Poverty is the worse form of violence.

— Mahatma Gandhi


A few years ago, I founded African Peace Journal with Nobel Peace Prize recipient Desmond Tutu.

It was at that time that he shared with me the idea that although South Africa had openly strived to transcend racial apartheid, the unspoken plague of “economic apartheid” continued to persist and perpetuate throughout most African countries, and indeed, throughout the entire developing world.

I explained to Desmond Tutu that I had certainly witnessed the same phenomena throughout my travels in India where, in a period of so called ‘economic prosperity’ the rich and the middle classes were visibly prospering economically, while the majority of the population, the very poor, remained invisible, as mere statistics, within an indifferent system of economic apartheid.
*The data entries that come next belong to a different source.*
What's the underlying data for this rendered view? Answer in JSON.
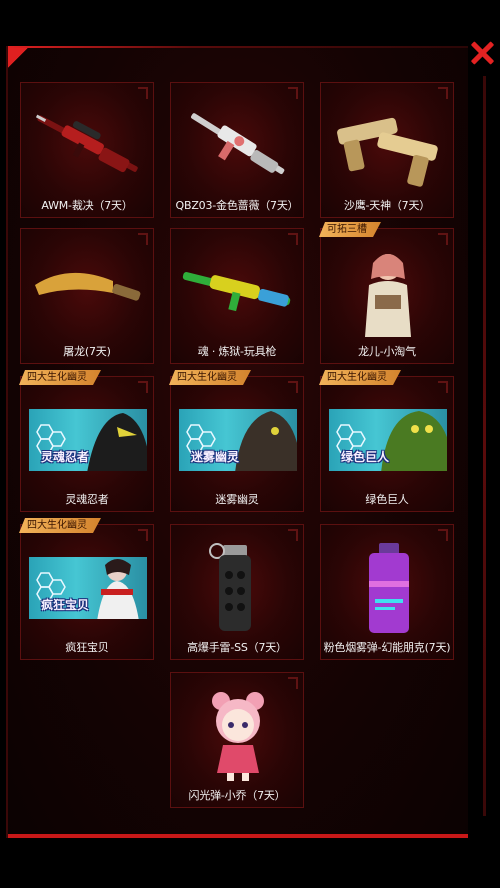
{
  "items": [
    {
      "name": "AWM-裁决（7天）",
      "tag": "",
      "icon": "sniper-rifle-icon"
    },
    {
      "name": "QBZ03-金色蔷薇（7天）",
      "tag": "",
      "icon": "assault-rifle-icon"
    },
    {
      "name": "沙鹰-天神（7天）",
      "tag": "",
      "icon": "dual-pistols-icon"
    },
    {
      "name": "屠龙(7天)",
      "tag": "",
      "icon": "machete-icon"
    },
    {
      "name": "魂 · 炼狱-玩具枪",
      "tag": "",
      "icon": "toy-gun-icon"
    },
    {
      "name": "龙儿-小淘气",
      "tag": "可拓三槽",
      "icon": "female-character-icon"
    },
    {
      "name": "灵魂忍者",
      "tag": "四大生化幽灵",
      "banner": "灵魂忍者",
      "icon": "ghost-ninja-icon"
    },
    {
      "name": "迷雾幽灵",
      "tag": "四大生化幽灵",
      "banner": "迷雾幽灵",
      "icon": "mist-ghost-icon"
    },
    {
      "name": "绿色巨人",
      "tag": "四大生化幽灵",
      "banner": "绿色巨人",
      "icon": "green-giant-icon"
    },
    {
      "name": "疯狂宝贝",
      "tag": "四大生化幽灵",
      "banner": "疯狂宝贝",
      "icon": "crazy-baby-icon"
    },
    {
      "name": "高爆手雷-SS（7天）",
      "tag": "",
      "icon": "grenade-icon"
    },
    {
      "name": "粉色烟雾弹-幻能朋克(7天)",
      "tag": "",
      "icon": "smoke-grenade-icon"
    },
    {
      "name": "闪光弹-小乔（7天）",
      "tag": "",
      "icon": "chibi-doll-icon"
    }
  ],
  "colors": {
    "accent": "#e02020",
    "tag_bg": "#e8a04a",
    "card_bg": "#2a0505",
    "banner": "#3fb8c8"
  }
}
My modest hope in founding this forum on Economic Apartheid, is to strive to make those who remain invisible to us to become a bit more visible to us; to make those that are merely economic statistics to us, to become a bit more real and a bit more accessible to us. After all, we share this planet with them and they live in the same home as we do. We should get to know them.

I was born in Nairobi, Kenya and grew up there and went to school there.
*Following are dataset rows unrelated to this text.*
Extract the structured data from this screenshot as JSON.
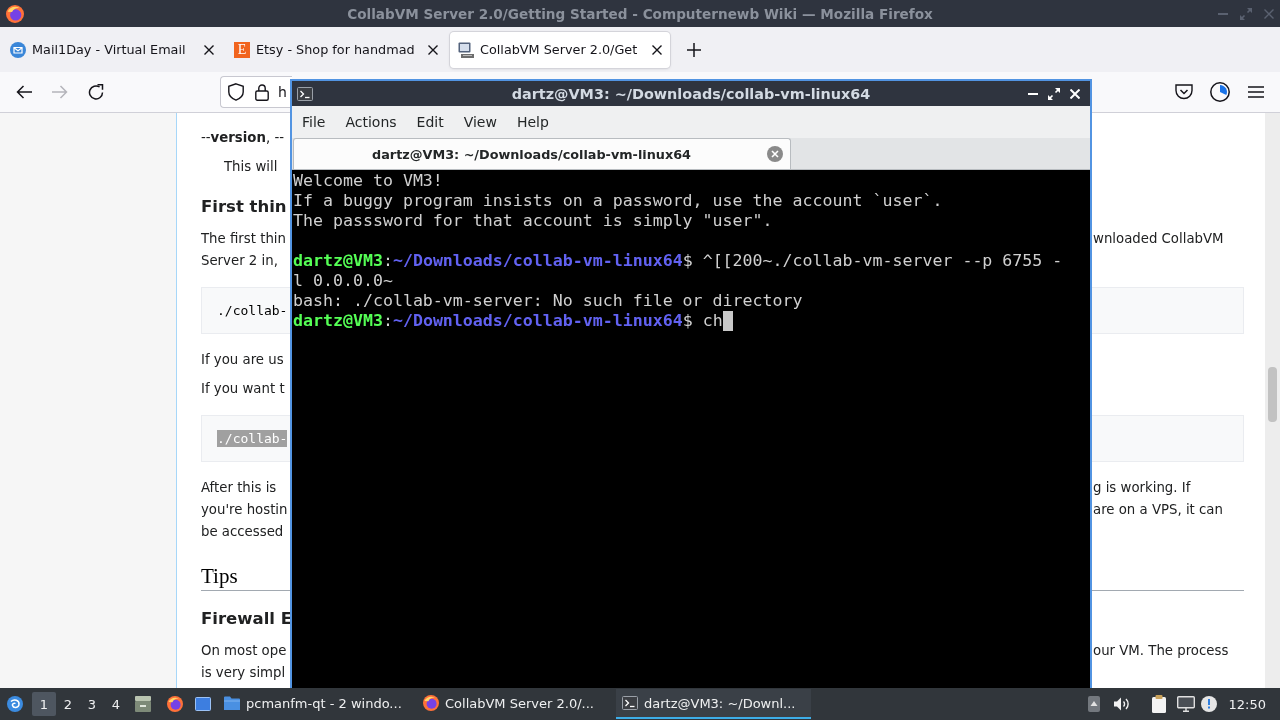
{
  "browser": {
    "title": "CollabVM Server 2.0/Getting Started - Computernewb Wiki — Mozilla Firefox",
    "tabs": [
      {
        "label": "Mail1Day - Virtual Email",
        "selected": false
      },
      {
        "label": "Etsy - Shop for handmad",
        "favicon_text": "E",
        "selected": false
      },
      {
        "label": "CollabVM Server 2.0/Get",
        "selected": true
      }
    ],
    "nav_buttons": [
      {
        "kind": "back",
        "disabled": false
      },
      {
        "kind": "forward",
        "disabled": true
      },
      {
        "kind": "reload",
        "disabled": false
      }
    ],
    "url": {
      "value": "h"
    }
  },
  "article": {
    "blocks": [
      {
        "kind": "text",
        "lines": [
          {
            "left": "--**version**, --"
          }
        ]
      },
      {
        "kind": "indent",
        "lines": [
          {
            "left": "This will"
          }
        ]
      },
      {
        "kind": "heading",
        "text": "First thin"
      },
      {
        "kind": "text",
        "lines": [
          {
            "left": "The first thin",
            "right": "wnloaded CollabVM"
          },
          {
            "left": "Server 2 in,"
          }
        ]
      },
      {
        "kind": "code",
        "text": "./collab-",
        "highlighted": false
      },
      {
        "kind": "text",
        "lines": [
          {
            "left": "If you are us"
          }
        ]
      },
      {
        "kind": "text",
        "lines": [
          {
            "left": "If you want t"
          }
        ]
      },
      {
        "kind": "code",
        "text": "./collab-",
        "highlighted": true
      },
      {
        "kind": "text",
        "lines": [
          {
            "left": "After this is",
            "right": "g is working. If"
          },
          {
            "left": "you're hostin",
            "right": "are on a VPS, it can"
          },
          {
            "left": "be accessed"
          }
        ]
      },
      {
        "kind": "section",
        "text": "Tips"
      },
      {
        "kind": "heading",
        "text": "Firewall E"
      },
      {
        "kind": "text",
        "lines": [
          {
            "left": "On most ope",
            "right": "our VM. The process"
          },
          {
            "left": "is very simpl"
          }
        ]
      }
    ]
  },
  "terminal": {
    "title": "dartz@VM3: ~/Downloads/collab-vm-linux64",
    "menu": [
      "File",
      "Actions",
      "Edit",
      "View",
      "Help"
    ],
    "tabs": [
      {
        "label": "dartz@VM3: ~/Downloads/collab-vm-linux64",
        "selected": true
      }
    ],
    "lines": [
      {
        "kind": "output",
        "text": "Welcome to VM3!"
      },
      {
        "kind": "output",
        "text": "If a buggy program insists on a password, use the account `user`."
      },
      {
        "kind": "output",
        "text": "The passsword for that account is simply \"user\"."
      },
      {
        "kind": "blank"
      },
      {
        "kind": "prompt",
        "user": "dartz@VM3",
        "separator": ":",
        "path": "~/Downloads/collab-vm-linux64",
        "symbol": "$",
        "command": "^[[200~./collab-vm-server --p 6755 -l 0.0.0.0~",
        "cursor": false
      },
      {
        "kind": "output",
        "text": "bash: ./collab-vm-server: No such file or directory"
      },
      {
        "kind": "prompt",
        "user": "dartz@VM3",
        "separator": ":",
        "path": "~/Downloads/collab-vm-linux64",
        "symbol": "$",
        "command": "ch",
        "cursor": true
      }
    ]
  },
  "taskbar": {
    "desktops": [
      {
        "label": "1",
        "selected": true
      },
      {
        "label": "2",
        "selected": false
      },
      {
        "label": "3",
        "selected": false
      },
      {
        "label": "4",
        "selected": false
      }
    ],
    "tasks": [
      {
        "label": "pcmanfm-qt - 2 windo...",
        "active": false
      },
      {
        "label": "CollabVM Server 2.0/...",
        "active": false
      },
      {
        "label": "dartz@VM3: ~/Downl...",
        "active": true
      }
    ],
    "clock": "12:50"
  }
}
When I joined the boy scouts in Kenya, our scout troop volunteered to help the street boys on the streets of Nairobi, which were known as ‘parking boys’ because they helped motorists looking for parking in the city find a parking spot, usually for a modest tip. Often, these were young boys who had fled their rural villages in Kenya in order to seek a better life in the capital. They ended up homeless on the streets of Nairobi, where they live and sleep. I befriended one of the parking boys, who would often sniff glue, and I wrote a poem about him featured on this website: Glue.

My paternal grandfather had emigrated to then British East Africa from British India.

For generations, his family had borne the brunt of economic apartheid as salt pan laborers in the Rann of Kutch in Gujarat in western India. They toiled daily in the merciless hot sun, and often died early of disease and exhaustion. They were taxed ruthlessly by the British Raj in India, as were so many invisible statistics of hundreds of millions of poor people in India within this time.

Mahatma Gandhi initiated his historic Salt March partly in protest to the conditions in which these salt laborers worked and lived. Recently, I interviewed my friend Farida Pacha on her documentary film on salt laborers in the Rann of Kutch, “My Name is Salt”; featured on this website: Salt.

Two of my three daughters traveled to Kenya a few years ago, and visited the slums in Kibera.

My middle daughter Sophia kept a blog. Sophia shares a blog excerpt from her visit to Kibera where barefoot African children smiled “How are you?”; featured on this website: Howayou?.

In her blog, Sophia asks this question about the African children enduring such hardship in the slums: “So why do they smile at us?”. I have asked this very same question in my travels and my encounters with people who are subjected to extremely harsh and unrelenting conditions.

People like my friend James Lekadaa in Samburu in northern Kenya, who endures desolate droughts and lives in a mud boma with his wife and three children, and who is always beaming with bright smiles and a generous heart. James is featured on this website: The Smartest Man.

I have included interviews with friends who are economists, ecologist, environmentalists: 3 E’s.

These are my attempts to understand from perspectives of world-renowned experts, the impact and the interconnected global consequences of Economic Apartheid from a macro and a micro level.

I also set 3 interview questions on the issue of Economic Apartheid to friends of mine who are humanitarian workers and directors of NGO’s to better understand the issues on the ground when working with the disenfranchised and marginalized. I have featured these interviews: 3 Questions.

Atempts to understand the prolific subject of Economic Apartheid provide me faint glimpses of a vast ever-expanding landscape. Accumulation of such lofty knowledge on the subject of Economic Apartheid can only add practical value with serviceable actions at ground level with real people.

We should all consider what these useful actions might be, based upon our own unique skills and aspirations as a concerned community of Global Citizens. Since my own skill sets are those of a school teacher and educator, I hereby propose a prototype for learning and literacy: Prototype.


Karim Ajania

Editor-in-Chief, Economic Apartheid